Many young people struggle to find their place in society, Lauren Genevieve is one of the lucky ones.

At about the age of 2 she began badgering her parents about singing with the church choir. At 16, she’s on her way to a performing arts career.

The top US conservatory Manhattan School of Music accepted her as a student five years ago; she’s on a plane to New York every Friday for lessons.

No small feat considering the Berkeley Institute student is also in the Bermuda College dual enrolment programme — and preparing for advanced placement exams.

“I got into MSM at about 11. The pre-college programme basically provides young musicians and singers with the training they need to succeed in their field,” Lauren said.

“I’ve been interested in music forever.
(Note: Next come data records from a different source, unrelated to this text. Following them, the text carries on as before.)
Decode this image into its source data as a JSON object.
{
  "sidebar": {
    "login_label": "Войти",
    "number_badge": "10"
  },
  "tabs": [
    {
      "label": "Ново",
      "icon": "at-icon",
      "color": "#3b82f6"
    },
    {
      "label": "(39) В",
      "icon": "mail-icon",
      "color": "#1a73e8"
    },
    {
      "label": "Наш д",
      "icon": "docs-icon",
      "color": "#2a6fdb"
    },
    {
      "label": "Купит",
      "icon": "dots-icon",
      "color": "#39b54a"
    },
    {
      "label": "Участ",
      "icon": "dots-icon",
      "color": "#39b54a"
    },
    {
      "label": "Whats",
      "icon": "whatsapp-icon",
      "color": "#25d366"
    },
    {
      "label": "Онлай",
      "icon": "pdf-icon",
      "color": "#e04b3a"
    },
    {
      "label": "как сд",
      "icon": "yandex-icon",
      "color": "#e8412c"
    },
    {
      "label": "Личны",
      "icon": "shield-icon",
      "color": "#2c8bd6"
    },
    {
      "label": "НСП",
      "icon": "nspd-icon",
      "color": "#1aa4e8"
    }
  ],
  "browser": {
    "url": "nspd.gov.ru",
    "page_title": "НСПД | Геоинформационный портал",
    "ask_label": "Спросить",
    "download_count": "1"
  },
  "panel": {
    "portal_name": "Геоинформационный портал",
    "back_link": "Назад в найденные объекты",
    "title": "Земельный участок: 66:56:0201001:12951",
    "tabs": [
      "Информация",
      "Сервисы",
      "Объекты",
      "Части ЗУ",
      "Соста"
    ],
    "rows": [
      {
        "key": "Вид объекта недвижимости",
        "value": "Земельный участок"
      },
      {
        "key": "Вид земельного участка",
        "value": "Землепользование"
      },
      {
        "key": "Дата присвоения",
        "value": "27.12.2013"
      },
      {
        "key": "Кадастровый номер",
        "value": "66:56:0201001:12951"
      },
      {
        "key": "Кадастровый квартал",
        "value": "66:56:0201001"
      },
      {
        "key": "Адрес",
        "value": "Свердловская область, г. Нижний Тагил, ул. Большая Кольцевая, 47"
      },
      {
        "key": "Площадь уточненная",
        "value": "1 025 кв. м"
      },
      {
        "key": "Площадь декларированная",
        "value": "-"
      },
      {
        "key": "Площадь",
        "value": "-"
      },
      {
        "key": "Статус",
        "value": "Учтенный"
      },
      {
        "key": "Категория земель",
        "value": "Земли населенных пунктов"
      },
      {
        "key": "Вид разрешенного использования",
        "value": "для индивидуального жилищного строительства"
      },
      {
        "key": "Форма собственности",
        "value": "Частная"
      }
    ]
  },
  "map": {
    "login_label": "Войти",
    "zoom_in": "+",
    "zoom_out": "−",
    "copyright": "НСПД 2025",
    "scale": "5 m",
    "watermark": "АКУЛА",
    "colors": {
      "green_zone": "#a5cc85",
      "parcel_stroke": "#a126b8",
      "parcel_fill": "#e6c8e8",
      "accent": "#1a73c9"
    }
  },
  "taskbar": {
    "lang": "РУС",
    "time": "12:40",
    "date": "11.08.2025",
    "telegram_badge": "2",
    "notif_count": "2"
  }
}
My mother is very interested in it and so, from a very young age, I was exposed to lots of different music — Mozart, Haydn, musical theatre.

“I grew up in the church, so I was also exposed to gospel music, which grabs soul, R&B and a lot of different genres. It opened me up to a lot of different types of music.”

Lauren dances, acts and plays the flute and guitar in addition to her singing. She was signalled out by MSM with a scholarship last year.

Patrons recognised her as a “remarkable young artist with an excellent voice and a bright future”.

“I still don’t know how they [go about choosing] people for it,” she said. “I just got an e-mail telling me I’d got it.

“I was very excited. It gave me the opportunity to put on my first solo concert at the school.

“I had to consider a wide range of classical music and musical theatre and sang in English, French and Italian. I did four classical pieces and four from musical theatre: Les Miserables, Phantom, The Fantasticks and Ragtime.”

The teenager concedes that her busy schedule doesn’t give her much time for spontaneity, but she believes the sacrifice is worth it.

“Because I am so focused I don’t care about [missing things],” she said.

“If I want to hang out with friends I can arrange to do that, but it has to be planned. It all comes down to managing my time.

“I look at the schedule for Berkeley and choose classes at the college when I’m not busy.

“I am doing AP calculus, AP French and AP English literature, so making sure I’m there is very important. AP exams help you to get ahead at college and the dual enrolment helps you get into college.

“But every Friday I go to New York for classes on Saturday, and return on Sunday. It’s a really great experience. I’m learning so much from being around musicians [at MSM].

“I play music, but not the calibre of music that the kids play there. I see how their minds work and how they interpret music.”

Lauren has her eye on New York University, the Juilliard School and MSM’s new musical theatre programme for college. Her plan is to become a professional singer.

“I’m keeping my options open. If I had my way I’d do classical music, musical theatre and pop/R&B. I find it all very interesting,” she said.

Her advice to others who believe they have what it takes?

“Go for it if you feel like you have a gift, if you’ve been blessed to have a gift,” she said.

“But make sure you have good training. It’s the most important thing if you see performing arts as a career.

“You need to have longevity to be able to perform for life.

“If you sing in a certain way your voice works for a period of time but after a while it won’t anymore.

“It’s also be helpful to be educated about your craft.”

Wowing crowds: Lauren Genevieve at a solo concert after she was named the 2015-16 recipient of the Karen Beardsley and Maitland Peters Endowed Precollege Voice Scholarship (Photograph supplied)